1 Man dieth and wasteth away,
And where is he?--hark! from the skies
I hear a voice answer and say,
The spirit of man never dies!
His body, which came from the earth,
Must mingle again with the sod;
His soul, which in heaven had birth,
Returns to the bosom of God.
2 No terror has death, or the grave,
To those who believe in the Lord--
Who know the Redeemer can save,
And lean on the faith of his word:
While ashes to ashes, and dust
We give unto dust, in our gloom
The light of salvation we trust,
Which hangs like a lamp in the tomb.
3 O Lord God Almighty, to thee
We turn as our solace above;
The waters may fail from the sea,
But never thy fountains of love:
Oh, teach us thy will to obey,
And sing with one heart and accord,--
He gave, and he taketh away,
And praised be the name of the Lord.
Morris, George, was born in Philadelphia, Oct. 10, 1802. In early life he removed to New York, where, in 1822, he became the editor of the New York Mirror magazine. On that magazine, together with The Home Journal, he was associated with N. P. Willis. His works include The Deserted Bride, and Other Poems, 1843; Poems, 1853; American Melodies; and some prose pieces. He is best known as a writer of songs, one of which, "Woodman, spare that tree," is very popular. His hymns, "Man dieth and wasteth away " (Victory over Death"; and "Searcher of hearts! from mine erase", Lent), are in a few American collections, as the Songs for the Sanctuary, 1865, and the Methodist Hymnal, 1878. Mr. Morris died in New York July 6, 1864. [Rev. F. M. Bird, M… Go to person page >
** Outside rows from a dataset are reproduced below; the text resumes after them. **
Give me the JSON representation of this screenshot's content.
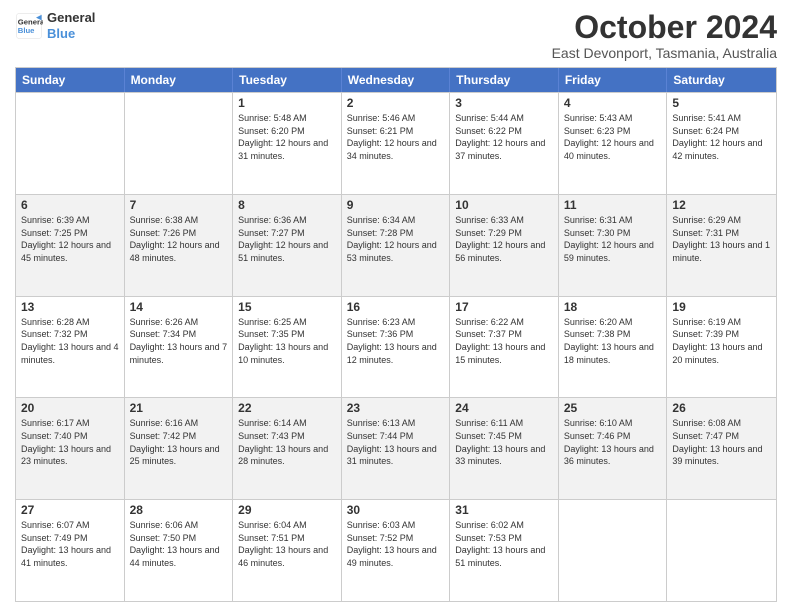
{
  "logo": {
    "line1": "General",
    "line2": "Blue"
  },
  "title": "October 2024",
  "subtitle": "East Devonport, Tasmania, Australia",
  "days_of_week": [
    "Sunday",
    "Monday",
    "Tuesday",
    "Wednesday",
    "Thursday",
    "Friday",
    "Saturday"
  ],
  "weeks": [
    [
      {
        "day": "",
        "info": ""
      },
      {
        "day": "",
        "info": ""
      },
      {
        "day": "1",
        "info": "Sunrise: 5:48 AM\nSunset: 6:20 PM\nDaylight: 12 hours and 31 minutes."
      },
      {
        "day": "2",
        "info": "Sunrise: 5:46 AM\nSunset: 6:21 PM\nDaylight: 12 hours and 34 minutes."
      },
      {
        "day": "3",
        "info": "Sunrise: 5:44 AM\nSunset: 6:22 PM\nDaylight: 12 hours and 37 minutes."
      },
      {
        "day": "4",
        "info": "Sunrise: 5:43 AM\nSunset: 6:23 PM\nDaylight: 12 hours and 40 minutes."
      },
      {
        "day": "5",
        "info": "Sunrise: 5:41 AM\nSunset: 6:24 PM\nDaylight: 12 hours and 42 minutes."
      }
    ],
    [
      {
        "day": "6",
        "info": "Sunrise: 6:39 AM\nSunset: 7:25 PM\nDaylight: 12 hours and 45 minutes."
      },
      {
        "day": "7",
        "info": "Sunrise: 6:38 AM\nSunset: 7:26 PM\nDaylight: 12 hours and 48 minutes."
      },
      {
        "day": "8",
        "info": "Sunrise: 6:36 AM\nSunset: 7:27 PM\nDaylight: 12 hours and 51 minutes."
      },
      {
        "day": "9",
        "info": "Sunrise: 6:34 AM\nSunset: 7:28 PM\nDaylight: 12 hours and 53 minutes."
      },
      {
        "day": "10",
        "info": "Sunrise: 6:33 AM\nSunset: 7:29 PM\nDaylight: 12 hours and 56 minutes."
      },
      {
        "day": "11",
        "info": "Sunrise: 6:31 AM\nSunset: 7:30 PM\nDaylight: 12 hours and 59 minutes."
      },
      {
        "day": "12",
        "info": "Sunrise: 6:29 AM\nSunset: 7:31 PM\nDaylight: 13 hours and 1 minute."
      }
    ],
    [
      {
        "day": "13",
        "info": "Sunrise: 6:28 AM\nSunset: 7:32 PM\nDaylight: 13 hours and 4 minutes."
      },
      {
        "day": "14",
        "info": "Sunrise: 6:26 AM\nSunset: 7:34 PM\nDaylight: 13 hours and 7 minutes."
      },
      {
        "day": "15",
        "info": "Sunrise: 6:25 AM\nSunset: 7:35 PM\nDaylight: 13 hours and 10 minutes."
      },
      {
        "day": "16",
        "info": "Sunrise: 6:23 AM\nSunset: 7:36 PM\nDaylight: 13 hours and 12 minutes."
      },
      {
        "day": "17",
        "info": "Sunrise: 6:22 AM\nSunset: 7:37 PM\nDaylight: 13 hours and 15 minutes."
      },
      {
        "day": "18",
        "info": "Sunrise: 6:20 AM\nSunset: 7:38 PM\nDaylight: 13 hours and 18 minutes."
      },
      {
        "day": "19",
        "info": "Sunrise: 6:19 AM\nSunset: 7:39 PM\nDaylight: 13 hours and 20 minutes."
      }
    ],
    [
      {
        "day": "20",
        "info": "Sunrise: 6:17 AM\nSunset: 7:40 PM\nDaylight: 13 hours and 23 minutes."
      },
      {
        "day": "21",
        "info": "Sunrise: 6:16 AM\nSunset: 7:42 PM\nDaylight: 13 hours and 25 minutes."
      },
      {
        "day": "22",
        "info": "Sunrise: 6:14 AM\nSunset: 7:43 PM\nDaylight: 13 hours and 28 minutes."
      },
      {
        "day": "23",
        "info": "Sunrise: 6:13 AM\nSunset: 7:44 PM\nDaylight: 13 hours and 31 minutes."
      },
      {
        "day": "24",
        "info": "Sunrise: 6:11 AM\nSunset: 7:45 PM\nDaylight: 13 hours and 33 minutes."
      },
      {
        "day": "25",
        "info": "Sunrise: 6:10 AM\nSunset: 7:46 PM\nDaylight: 13 hours and 36 minutes."
      },
      {
        "day": "26",
        "info": "Sunrise: 6:08 AM\nSunset: 7:47 PM\nDaylight: 13 hours and 39 minutes."
      }
    ],
    [
      {
        "day": "27",
        "info": "Sunrise: 6:07 AM\nSunset: 7:49 PM\nDaylight: 13 hours and 41 minutes."
      },
      {
        "day": "28",
        "info": "Sunrise: 6:06 AM\nSunset: 7:50 PM\nDaylight: 13 hours and 44 minutes."
      },
      {
        "day": "29",
        "info": "Sunrise: 6:04 AM\nSunset: 7:51 PM\nDaylight: 13 hours and 46 minutes."
      },
      {
        "day": "30",
        "info": "Sunrise: 6:03 AM\nSunset: 7:52 PM\nDaylight: 13 hours and 49 minutes."
      },
      {
        "day": "31",
        "info": "Sunrise: 6:02 AM\nSunset: 7:53 PM\nDaylight: 13 hours and 51 minutes."
      },
      {
        "day": "",
        "info": ""
      },
      {
        "day": "",
        "info": ""
      }
    ]
  ]
}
Display Title: Man dieth and wasteth awayFirst Line: Man dieth and wasteth awayAuthor: MorrisMeter: 8s (Double)Scripture: Job 1:21; Job 14:4Date: 1873Subject: Life and Death | ; The Grave Disarmed of its Terrors |